Secretary of Defense Ash Carter, Chairman of the Joint Chiefs of Staff Gen. Martin Dempsey and the top commanders from the four military branches have all testified before Congress that funding defense at the BCA caps would devastate the military. Chief of Naval Operations Adm. Jon Greenert testified the budget request represents the “absolute minimum funding levels” to support the Navy’s plans for readiness and forward presence. Navy Secretary Ray Mabus testified the threat of reducing shipbuilding would be the most debilitating cut the service could suffer: “Cutting ships is the most damaging and least reversible course of action.”
The U.S. shipyard industry is vital to America's economic and national security. In the U.S., private shipyards support over 400,000 jobs; shipyards build, repair, maintain and modernize the most sophisticated Navy, Marine Corps and Coast Guard vessels in the world. And the shipbuilding industry provides business to a network of parts and equipment suppliers across all 50 states.
A strong viable Navy, Coast Guard, Marine Corps, and Ready Reserve Fleet are a defense priority and a strong industrial base is a vital national asset. The key to our naval security - and to the economic health of the thousands of companies associated with ship construction and repair - is a stable and affordable shipbuilding plan that promotes a healthy industrial base.
WHAT'S AT STAKE?
A defense budget lower than what our military leaders have requested as an absolute minimum puts our vital national security missions at risk, degrades our military and destroys jobs. A reduced defense budget will negatively affect:
- Freedom of the Seas
- Economic Prosperity
- Humanitarian Assistance
- Technological Investments
- U.S. Jobs

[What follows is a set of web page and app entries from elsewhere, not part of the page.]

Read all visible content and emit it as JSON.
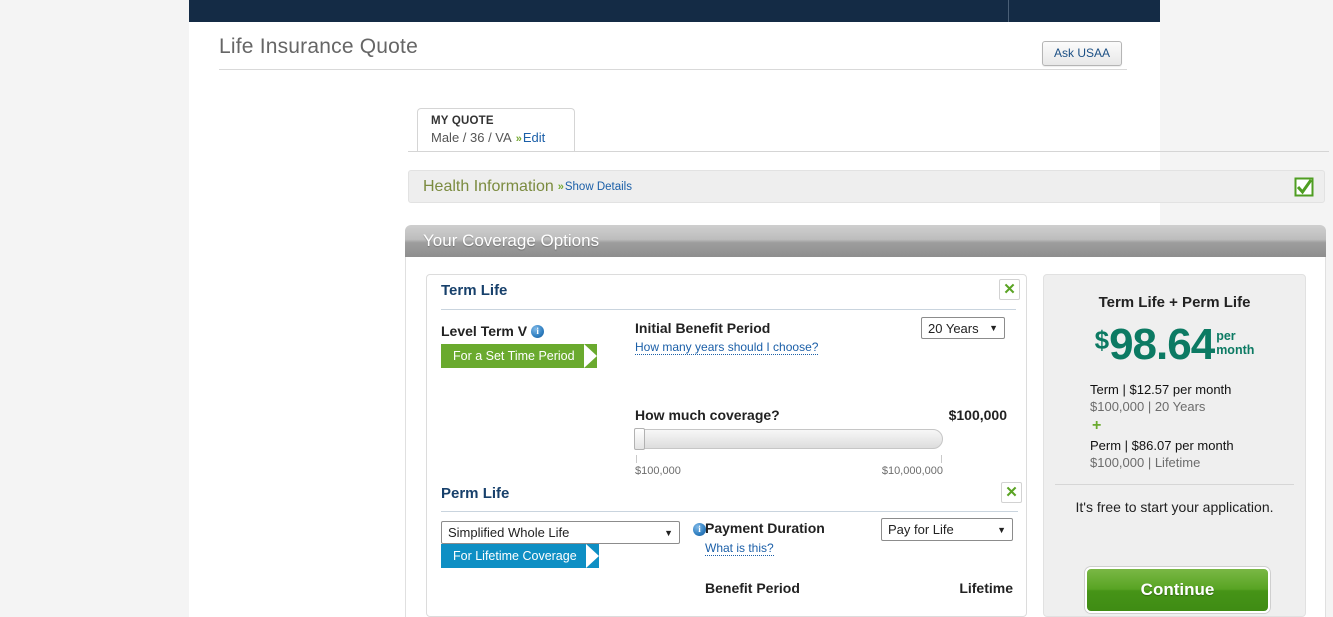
{
  "header": {
    "page_title": "Life Insurance Quote",
    "ask_button": "Ask USAA"
  },
  "quote_tab": {
    "label": "MY QUOTE",
    "summary": "Male / 36 / VA",
    "chevron": "»",
    "edit_link": "Edit"
  },
  "health": {
    "title": "Health Information",
    "chevron": "»",
    "show_details": "Show Details",
    "status_icon": "green-check-icon"
  },
  "coverage": {
    "section_title": "Your Coverage Options",
    "term": {
      "heading": "Term Life",
      "close_icon": "green-x-icon",
      "product_name": "Level Term V",
      "info_icon": "info-icon",
      "ribbon": "For a Set Time Period",
      "benefit_label": "Initial Benefit Period",
      "benefit_help": "How many years should I choose?",
      "benefit_value": "20 Years",
      "coverage_question": "How much coverage?",
      "coverage_value": "$100,000",
      "slider_min": "$100,000",
      "slider_max": "$10,000,000",
      "slider_position_pct": 2
    },
    "perm": {
      "heading": "Perm Life",
      "close_icon": "green-x-icon",
      "product_value": "Simplified Whole Life",
      "info_icon": "info-icon",
      "ribbon": "For Lifetime Coverage",
      "payment_label": "Payment Duration",
      "payment_help": "What is this?",
      "payment_value": "Pay for Life",
      "benefit_period_label": "Benefit Period",
      "benefit_period_value": "Lifetime"
    }
  },
  "summary": {
    "title": "Term Life + Perm Life",
    "currency_symbol": "$",
    "total_amount": "98.64",
    "per_line1": "per",
    "per_line2": "month",
    "term_line1": "Term | $12.57   per month",
    "term_line2": "$100,000   |   20 Years",
    "plus_symbol": "+",
    "perm_line1": "Perm | $86.07   per month",
    "perm_line2": "$100,000   |   Lifetime",
    "free_text": "It's free to start your application.",
    "continue_label": "Continue"
  },
  "colors": {
    "navy": "#142b45",
    "teal": "#0c7a63",
    "green": "#6aaa2e",
    "blue_ribbon": "#0e8fc4",
    "link_blue": "#1b5fa8",
    "olive": "#7b8b3f"
  }
}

"We're working our ships hard. Their deployment ratios, their dwell time, the length of their deployments has been a lot of wear and tear to the force and you're starting to see that stack up in the depots. So the ship count is critical because the demand for presence is not going to go down. … So let us know how we can help you in your battles here in the halls of Congress to try to reverse what poses a great threat to our Navy and Marine Corps team."

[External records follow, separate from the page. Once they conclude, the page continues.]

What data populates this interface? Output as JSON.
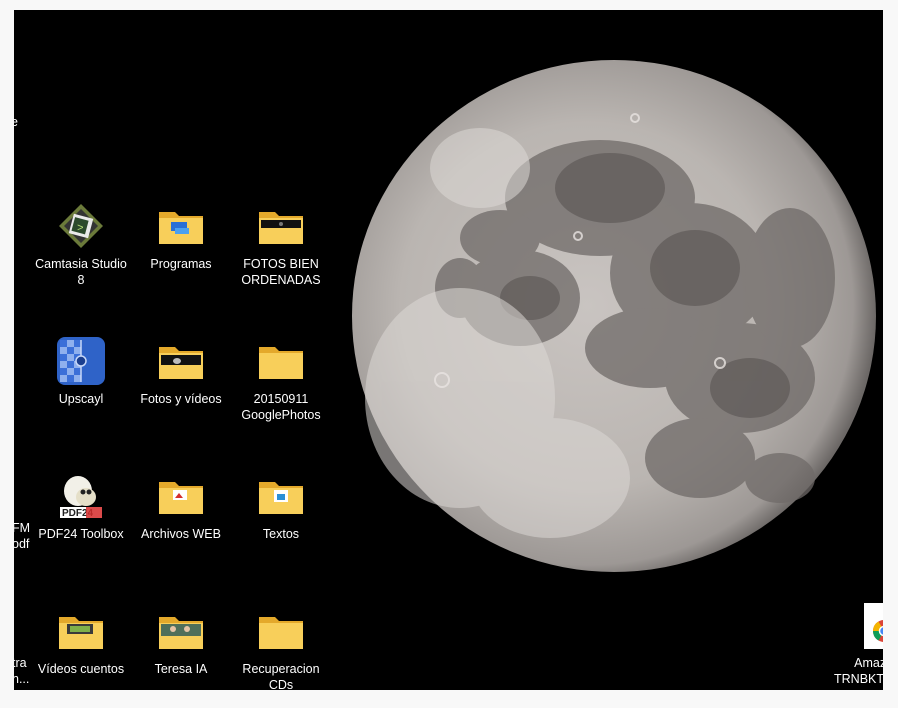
{
  "desktop": {
    "background": "#000000",
    "icons": [
      {
        "id": "camtasia",
        "label_lines": [
          "Camtasia Studio",
          "8"
        ],
        "icon": "camtasia-icon"
      },
      {
        "id": "programas",
        "label_lines": [
          "Programas"
        ],
        "icon": "folder-icon"
      },
      {
        "id": "fotos-bien",
        "label_lines": [
          "FOTOS BIEN",
          "ORDENADAS"
        ],
        "icon": "folder-icon"
      },
      {
        "id": "upscayl",
        "label_lines": [
          "Upscayl"
        ],
        "icon": "upscayl-icon"
      },
      {
        "id": "fotos-videos",
        "label_lines": [
          "Fotos y vídeos"
        ],
        "icon": "folder-icon"
      },
      {
        "id": "googlephotos",
        "label_lines": [
          "20150911",
          "GooglePhotos"
        ],
        "icon": "folder-icon"
      },
      {
        "id": "pdf24",
        "label_lines": [
          "PDF24 Toolbox"
        ],
        "icon": "pdf24-icon"
      },
      {
        "id": "archivos-web",
        "label_lines": [
          "Archivos WEB"
        ],
        "icon": "folder-icon"
      },
      {
        "id": "textos",
        "label_lines": [
          "Textos"
        ],
        "icon": "folder-icon"
      },
      {
        "id": "videos-cuentos",
        "label_lines": [
          "Vídeos cuentos"
        ],
        "icon": "folder-icon"
      },
      {
        "id": "teresa-ia",
        "label_lines": [
          "Teresa IA"
        ],
        "icon": "folder-icon"
      },
      {
        "id": "recuperacion",
        "label_lines": [
          "Recuperacion",
          "CDs"
        ],
        "icon": "folder-icon"
      }
    ],
    "partial_left": {
      "top": "e",
      "mid_1": "FM",
      "mid_2": "odf",
      "bottom_1": "tra",
      "bottom_2": "n..."
    },
    "partial_right": {
      "line_1": "Amazo",
      "line_2": "TRNBKTH"
    },
    "pdf24_badge": "PDF24",
    "colors": {
      "folder": "#f8cf5a",
      "folder_dark": "#e4a92b",
      "label": "#ffffff"
    }
  }
}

- Sean stackley, assistant secretary of the navy for acquisition (HASC Hearing testimony, February 25, 2015)
jobs at risk

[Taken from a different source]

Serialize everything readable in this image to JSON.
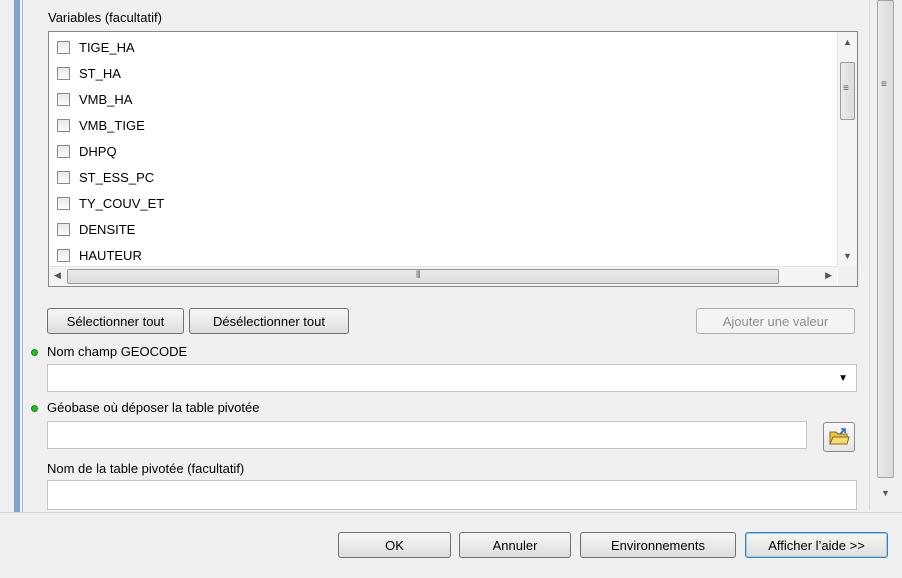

In the U.S., private shipyards support over 400,000 jobs in all 50 states. Click HERE to see how the shipyard industry benefits your district and state.